The more modest its intellectual ballast, the more exclusively it takes into consideration the emotions of the masses, the more effective it will be.
The art of propaganda lies in understanding the emotional ideas of the great masses and finding, through a psychologically correct form, the way to the attention and thence to the heart of the broad masses. The fact that our bright boys do not understand this merely shows how mentally lazy and conceited they are.
Mein Kampf

Ironically, Hitler is now sometimes used as a negative image for the negative emotional conditioning often used by those who tend to agree with proto-Nazi forms of pseudo-science based on a worldview rooted in scientism. In each case an abuse of science and a rejection of its limited scope is taking place. So disagreement with the Nazis was portrayed as a rejection of science (1), although the advance of Nazism and Nazi propaganda was not based on science. Disagreement with gay activists used to be portrayed as disagreement with science (2), yet the propaganda methods that they tend to use are not based on science, as Kirk and Madsen note. Disagreement over the use of embryonic stem-cells and opposition is also portrayed as a rejection of science, yet the propaganda typical to the proponents of using embryos to try to cure disease does not focus on empirical or scientific facts.

1. Example:
The Christian churches build on the ignorance of people and are anxious so far as possible to preserve this ignorance in as large a part of the populance as possible; only in this way can the Christian churches retain their power. In contrast, national socialism rests on scientific foundations.
(The German Churches Under
Hitler: Backround, Struggle, and Epilogue
by Ernst Helmreich
(Detriot: Wayne State Univ. Press, 1979) :303) (Related post)

2. Example:
[Gay activists] can undermine the moral authority of homohating churches over less fervent adherents by portraying such institutions as antiquated backwaters, badly out of step with the times and the latest findings of psychology.
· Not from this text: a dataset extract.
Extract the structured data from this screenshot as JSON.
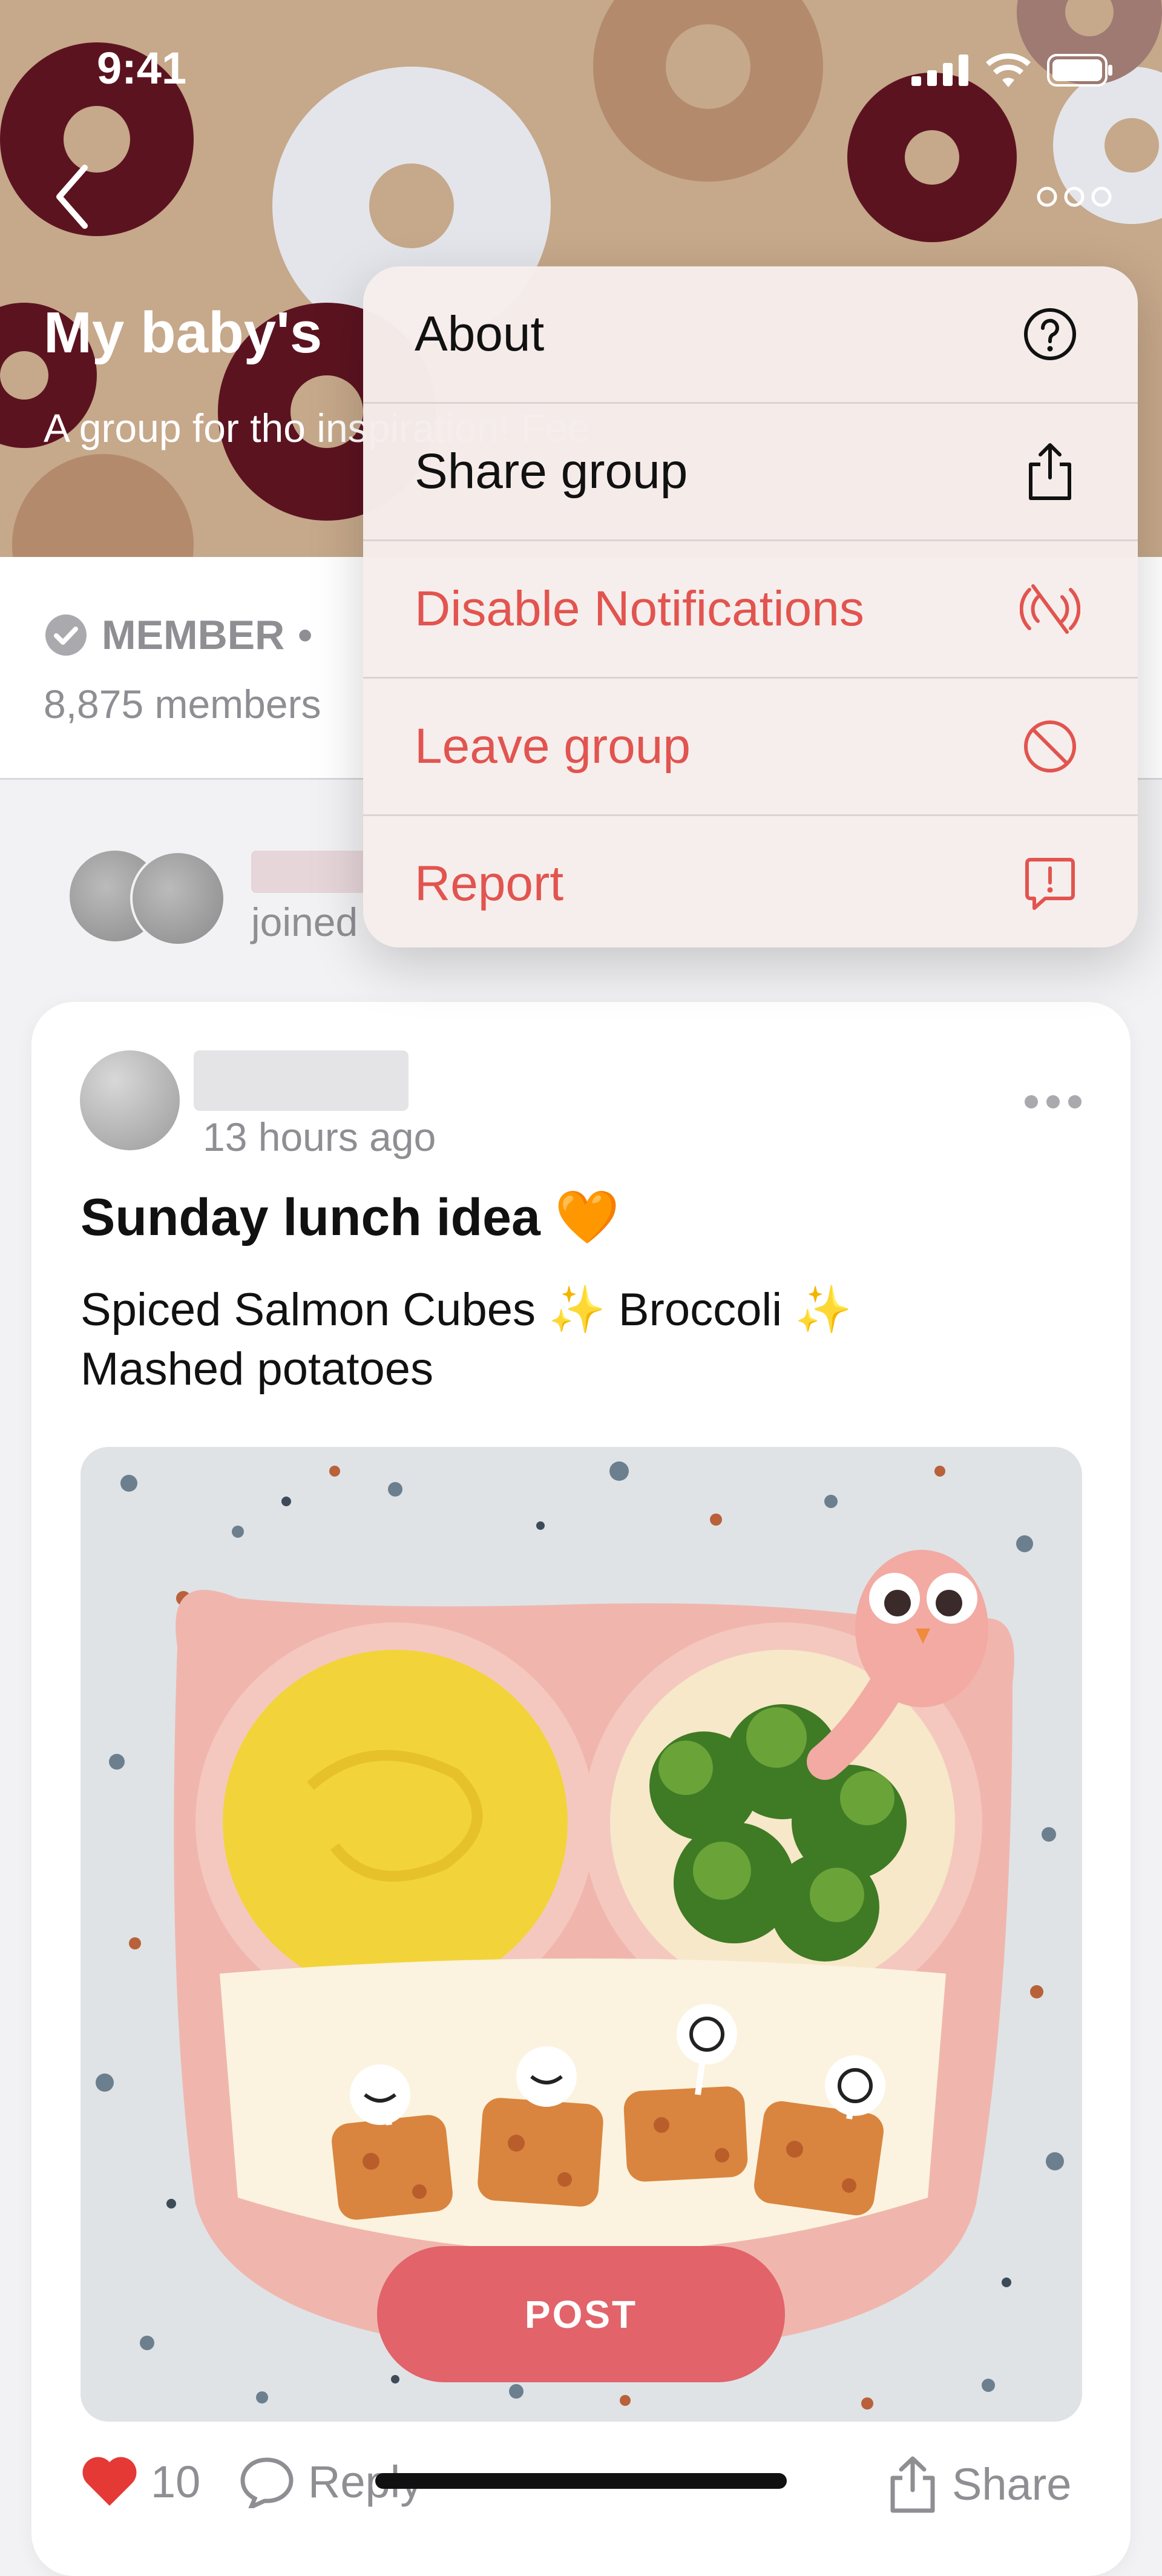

Against the atavistic tug of Old Time Religion one must set the mightier pull of Science and Public Opinion... Such an 'unholy' alliance has already worked well in America against churches, on such topics as divorce and abortion.
(Kirk and Madsen :129)

No comments: